INPUT RECORDS section start
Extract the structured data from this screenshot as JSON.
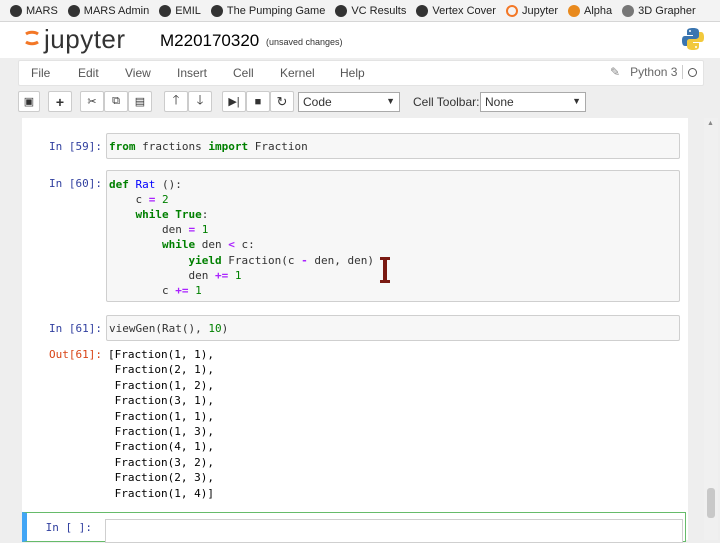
{
  "bookmarks": [
    {
      "label": "MARS",
      "icon": "github-icon"
    },
    {
      "label": "MARS Admin",
      "icon": "github-icon"
    },
    {
      "label": "EMIL",
      "icon": "github-icon"
    },
    {
      "label": "The Pumping Game",
      "icon": "github-icon"
    },
    {
      "label": "VC Results",
      "icon": "github-icon"
    },
    {
      "label": "Vertex Cover",
      "icon": "github-icon"
    },
    {
      "label": "Jupyter",
      "icon": "jupyter-icon"
    },
    {
      "label": "Alpha",
      "icon": "gear-icon"
    },
    {
      "label": "3D Grapher",
      "icon": "globe-icon"
    }
  ],
  "header": {
    "logo_text": "jupyter",
    "notebook_name": "M220170320",
    "save_status": "(unsaved changes)"
  },
  "menubar": {
    "items": [
      "File",
      "Edit",
      "View",
      "Insert",
      "Cell",
      "Kernel",
      "Help"
    ],
    "kernel_name": "Python 3"
  },
  "toolbar": {
    "cell_type": "Code",
    "cell_toolbar_label": "Cell Toolbar:",
    "cell_toolbar_value": "None"
  },
  "cells": {
    "c59": {
      "prompt": "In [59]:",
      "code": "from fractions import Fraction"
    },
    "c60": {
      "prompt": "In [60]:"
    },
    "c61": {
      "prompt": "In [61]:",
      "code": "viewGen(Rat(), 10)",
      "out_prompt": "Out[61]:",
      "output": [
        "[Fraction(1, 1),",
        " Fraction(2, 1),",
        " Fraction(1, 2),",
        " Fraction(3, 1),",
        " Fraction(1, 1),",
        " Fraction(1, 3),",
        " Fraction(4, 1),",
        " Fraction(3, 2),",
        " Fraction(2, 3),",
        " Fraction(1, 4)]"
      ]
    },
    "empty": {
      "prompt": "In [ ]:"
    }
  }
}
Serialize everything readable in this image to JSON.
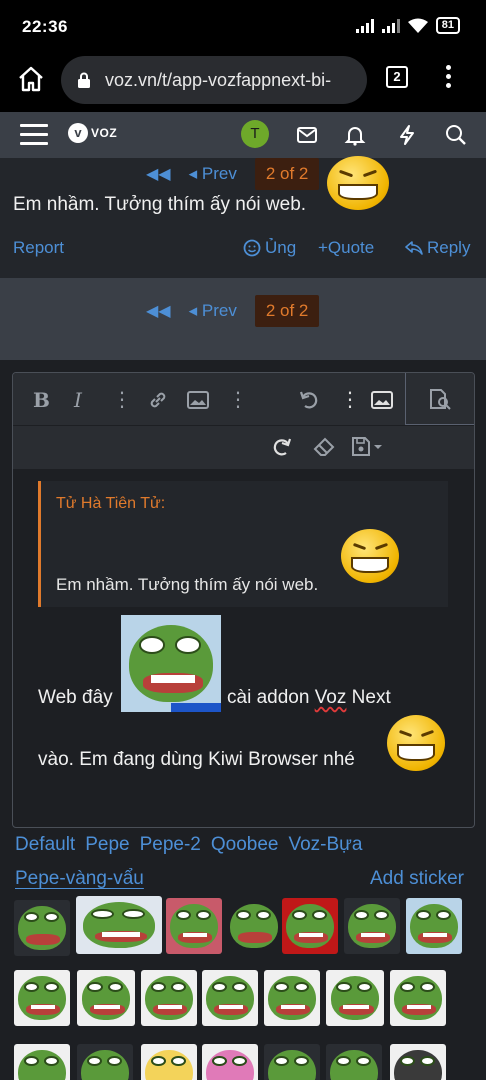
{
  "status": {
    "time": "22:36",
    "battery": "81"
  },
  "browser": {
    "url": "voz.vn/t/app-vozfappnext-bi-",
    "tab_count": "2"
  },
  "nav": {
    "avatar_letter": "T"
  },
  "post": {
    "pager": {
      "prev": "Prev",
      "current": "2 of 2"
    },
    "text": "Em nhầm. Tưởng thím ấy nói web.",
    "actions": {
      "report": "Report",
      "react": "Ủng",
      "quote": "+Quote",
      "reply": "Reply"
    }
  },
  "pager_bottom": {
    "prev": "Prev",
    "current": "2 of 2"
  },
  "editor": {
    "quote_author": "Tử Hà Tiên Tử:",
    "quote_text": "Em nhầm. Tưởng thím ấy nói web.",
    "line1_a": "Web đây",
    "line1_b": "cài addon ",
    "line1_misspelled": "Voz",
    "line1_c": " Next",
    "line2": "vào. Em đang dùng Kiwi Browser nhé"
  },
  "sticker_tabs": [
    "Default",
    "Pepe",
    "Pepe-2",
    "Qoobee",
    "Voz-Bựa"
  ],
  "sticker_tab_active": "Pepe-vàng-vẩu",
  "add_sticker": "Add sticker",
  "colors": {
    "accent_blue": "#4d8fd6",
    "accent_orange": "#e07a2c",
    "nav_bg": "#3a3f47",
    "avatar_green": "#6ea92a"
  }
}
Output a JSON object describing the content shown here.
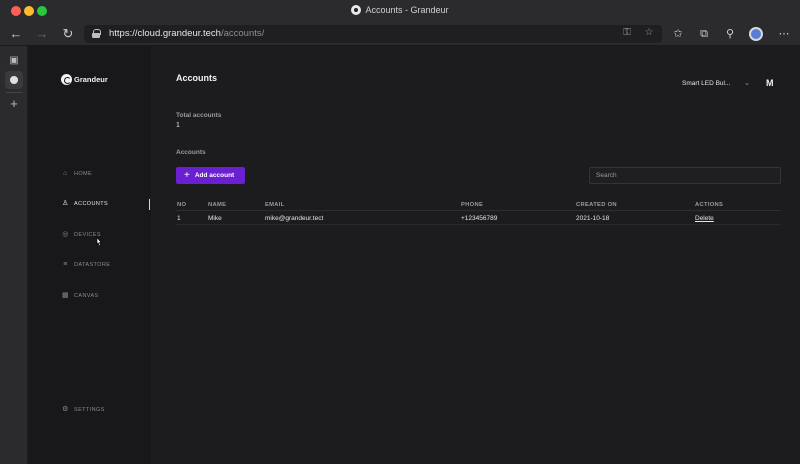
{
  "browser": {
    "window_title": "Accounts - Grandeur",
    "url_host": "https://cloud.grandeur.tech",
    "url_path": "/accounts/"
  },
  "brand": {
    "name": "Grandeur"
  },
  "sidebar": {
    "items": [
      {
        "label": "HOME",
        "icon": "home-icon"
      },
      {
        "label": "ACCOUNTS",
        "icon": "user-icon"
      },
      {
        "label": "DEVICES",
        "icon": "devices-icon"
      },
      {
        "label": "DATASTORE",
        "icon": "database-icon"
      },
      {
        "label": "CANVAS",
        "icon": "canvas-icon"
      }
    ],
    "settings": {
      "label": "SETTINGS",
      "icon": "gear-icon"
    },
    "active": "ACCOUNTS"
  },
  "header": {
    "title": "Accounts",
    "project": "Smart LED Bul...",
    "user_initial": "M"
  },
  "stats": {
    "total_label": "Total accounts",
    "total_value": "1"
  },
  "accounts": {
    "section_label": "Accounts",
    "add_label": "Add account",
    "search_placeholder": "Search",
    "columns": [
      "NO",
      "NAME",
      "EMAIL",
      "PHONE",
      "CREATED ON",
      "ACTIONS"
    ],
    "rows": [
      {
        "no": "1",
        "name": "Mike",
        "email": "mike@grandeur.tect",
        "phone": "+123456789",
        "created_on": "2021-10-18",
        "action": "Delete"
      }
    ]
  },
  "colors": {
    "accent": "#6a1fd0",
    "sidebar_bg": "#18181a",
    "main_bg": "#1c1c1f"
  }
}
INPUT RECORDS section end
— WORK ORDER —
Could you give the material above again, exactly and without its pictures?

— COMPLETED EXERCISE —
Extract the structured data from this screenshot as JSON.
{
  "bookmarks": [
    {
      "label": "MARS",
      "icon": "github-icon"
    },
    {
      "label": "MARS Admin",
      "icon": "github-icon"
    },
    {
      "label": "EMIL",
      "icon": "github-icon"
    },
    {
      "label": "The Pumping Game",
      "icon": "github-icon"
    },
    {
      "label": "VC Results",
      "icon": "github-icon"
    },
    {
      "label": "Vertex Cover",
      "icon": "github-icon"
    },
    {
      "label": "Jupyter",
      "icon": "jupyter-icon"
    },
    {
      "label": "Alpha",
      "icon": "gear-icon"
    },
    {
      "label": "3D Grapher",
      "icon": "globe-icon"
    }
  ],
  "header": {
    "logo_text": "jupyter",
    "notebook_name": "M220170320",
    "save_status": "(unsaved changes)"
  },
  "menubar": {
    "items": [
      "File",
      "Edit",
      "View",
      "Insert",
      "Cell",
      "Kernel",
      "Help"
    ],
    "kernel_name": "Python 3"
  },
  "toolbar": {
    "cell_type": "Code",
    "cell_toolbar_label": "Cell Toolbar:",
    "cell_toolbar_value": "None"
  },
  "cells": {
    "c59": {
      "prompt": "In [59]:",
      "code": "from fractions import Fraction"
    },
    "c60": {
      "prompt": "In [60]:"
    },
    "c61": {
      "prompt": "In [61]:",
      "code": "viewGen(Rat(), 10)",
      "out_prompt": "Out[61]:",
      "output": [
        "[Fraction(1, 1),",
        " Fraction(2, 1),",
        " Fraction(1, 2),",
        " Fraction(3, 1),",
        " Fraction(1, 1),",
        " Fraction(1, 3),",
        " Fraction(4, 1),",
        " Fraction(3, 2),",
        " Fraction(2, 3),",
        " Fraction(1, 4)]"
      ]
    },
    "empty": {
      "prompt": "In [ ]:"
    }
  }
}
Serialize everything readable in this image to JSON.
{
  "status": {
    "time": "22:36",
    "battery": "81"
  },
  "browser": {
    "url": "voz.vn/t/app-vozfappnext-bi-",
    "tab_count": "2"
  },
  "nav": {
    "avatar_letter": "T"
  },
  "post": {
    "pager": {
      "prev": "Prev",
      "current": "2 of 2"
    },
    "text": "Em nhầm. Tưởng thím ấy nói web.",
    "actions": {
      "report": "Report",
      "react": "Ủng",
      "quote": "+Quote",
      "reply": "Reply"
    }
  },
  "pager_bottom": {
    "prev": "Prev",
    "current": "2 of 2"
  },
  "editor": {
    "quote_author": "Tử Hà Tiên Tử:",
    "quote_text": "Em nhầm. Tưởng thím ấy nói web.",
    "line1_a": "Web đây",
    "line1_b": "cài addon ",
    "line1_misspelled": "Voz",
    "line1_c": " Next",
    "line2": "vào. Em đang dùng Kiwi Browser nhé"
  },
  "sticker_tabs": [
    "Default",
    "Pepe",
    "Pepe-2",
    "Qoobee",
    "Voz-Bựa"
  ],
  "sticker_tab_active": "Pepe-vàng-vẩu",
  "add_sticker": "Add sticker",
  "colors": {
    "accent_blue": "#4d8fd6",
    "accent_orange": "#e07a2c",
    "nav_bg": "#3a3f47",
    "avatar_green": "#6ea92a"
  }
}
Output a JSON object describing the content shown here.
{
  "browser": {
    "window_title": "Accounts - Grandeur",
    "url_host": "https://cloud.grandeur.tech",
    "url_path": "/accounts/"
  },
  "brand": {
    "name": "Grandeur"
  },
  "sidebar": {
    "items": [
      {
        "label": "HOME",
        "icon": "home-icon"
      },
      {
        "label": "ACCOUNTS",
        "icon": "user-icon"
      },
      {
        "label": "DEVICES",
        "icon": "devices-icon"
      },
      {
        "label": "DATASTORE",
        "icon": "database-icon"
      },
      {
        "label": "CANVAS",
        "icon": "canvas-icon"
      }
    ],
    "settings": {
      "label": "SETTINGS",
      "icon": "gear-icon"
    },
    "active": "ACCOUNTS"
  },
  "header": {
    "title": "Accounts",
    "project": "Smart LED Bul...",
    "user_initial": "M"
  },
  "stats": {
    "total_label": "Total accounts",
    "total_value": "1"
  },
  "accounts": {
    "section_label": "Accounts",
    "add_label": "Add account",
    "search_placeholder": "Search",
    "columns": [
      "NO",
      "NAME",
      "EMAIL",
      "PHONE",
      "CREATED ON",
      "ACTIONS"
    ],
    "rows": [
      {
        "no": "1",
        "name": "Mike",
        "email": "mike@grandeur.tect",
        "phone": "+123456789",
        "created_on": "2021-10-18",
        "action": "Delete"
      }
    ]
  },
  "colors": {
    "accent": "#6a1fd0",
    "sidebar_bg": "#18181a",
    "main_bg": "#1c1c1f"
  }
}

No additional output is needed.